The last great Kraftwerk album, Computer World (Computerwelt) captured the band right at the moment when its pioneering approach fully broke through in popular music, thanks to the rise of synth pop, hip-hop, and electro. As Arthur Baker sampled "Trans-Europe Express" for "Planet Rock" and disciples like Depeche Mode, OMD, and Gary Numan scored major hits, Computer World demonstrated that the old masters still had some last tricks up their collective sleeves. Compared to earlier albums, it fell readily in line with The Man-Machine, eschewing side-long efforts but with even more of an emphasis on shorter tracks mixed with longer but not epic compositions.

Kraftwerk - The Man Machine (1978) {2005, Japanese Reissue}  Music

Posted by popsakov at Dec. 8, 2016
Kraftwerk - The Man Machine (1978) {2005, Japanese Reissue}

Kraftwerk - The Man Machine (1978) {2005, Japanese Reissue}
EAC Rip | FLAC (Img) + Cue + Log ~ 185 Mb | MP3 CBR320 ~ 87 Mb
Scans (JPG, 400 dpi) ~ 25 Mb | RAR 5% Recovery
Electronic, Synth-pop | Capitol Records / Toshiba-EMI Ltd. #TOCP-53512

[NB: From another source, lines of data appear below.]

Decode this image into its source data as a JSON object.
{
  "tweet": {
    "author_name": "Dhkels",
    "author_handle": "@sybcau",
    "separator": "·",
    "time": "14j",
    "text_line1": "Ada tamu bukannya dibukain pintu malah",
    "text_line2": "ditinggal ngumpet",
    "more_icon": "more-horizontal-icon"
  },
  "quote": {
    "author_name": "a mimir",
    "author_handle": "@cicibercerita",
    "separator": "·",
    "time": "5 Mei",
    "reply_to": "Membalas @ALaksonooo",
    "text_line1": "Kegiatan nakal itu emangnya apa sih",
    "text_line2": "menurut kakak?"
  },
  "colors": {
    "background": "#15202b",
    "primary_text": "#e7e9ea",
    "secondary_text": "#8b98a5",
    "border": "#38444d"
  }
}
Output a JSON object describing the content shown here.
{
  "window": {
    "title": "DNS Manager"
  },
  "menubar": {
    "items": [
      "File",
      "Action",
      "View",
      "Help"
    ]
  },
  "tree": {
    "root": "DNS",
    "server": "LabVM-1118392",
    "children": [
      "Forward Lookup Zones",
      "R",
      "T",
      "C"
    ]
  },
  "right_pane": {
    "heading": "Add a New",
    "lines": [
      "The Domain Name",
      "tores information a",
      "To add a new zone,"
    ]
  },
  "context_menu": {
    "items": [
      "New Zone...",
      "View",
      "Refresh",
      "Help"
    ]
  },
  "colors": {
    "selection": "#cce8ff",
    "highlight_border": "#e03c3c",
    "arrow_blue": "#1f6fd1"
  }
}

The Man-Machine is the seventh studio album by German electronic music band Kraftwerk, released in May 1978. It includes the singles "The Model" and "The Robots". Upon its release, the New Musical Express stated: "The Man-Machine stands as one of the pinnacles of 1970s rock music." Although the album was initially unsuccessful on the UK Albums Chart, it reached a new peak position of number nine in February 1982, becoming the band's second highest-peaking album in the United Kingdom after Autobahn (1974). The Man-Machine was certified gold by the British Phonographic Industry on 15 February 1982…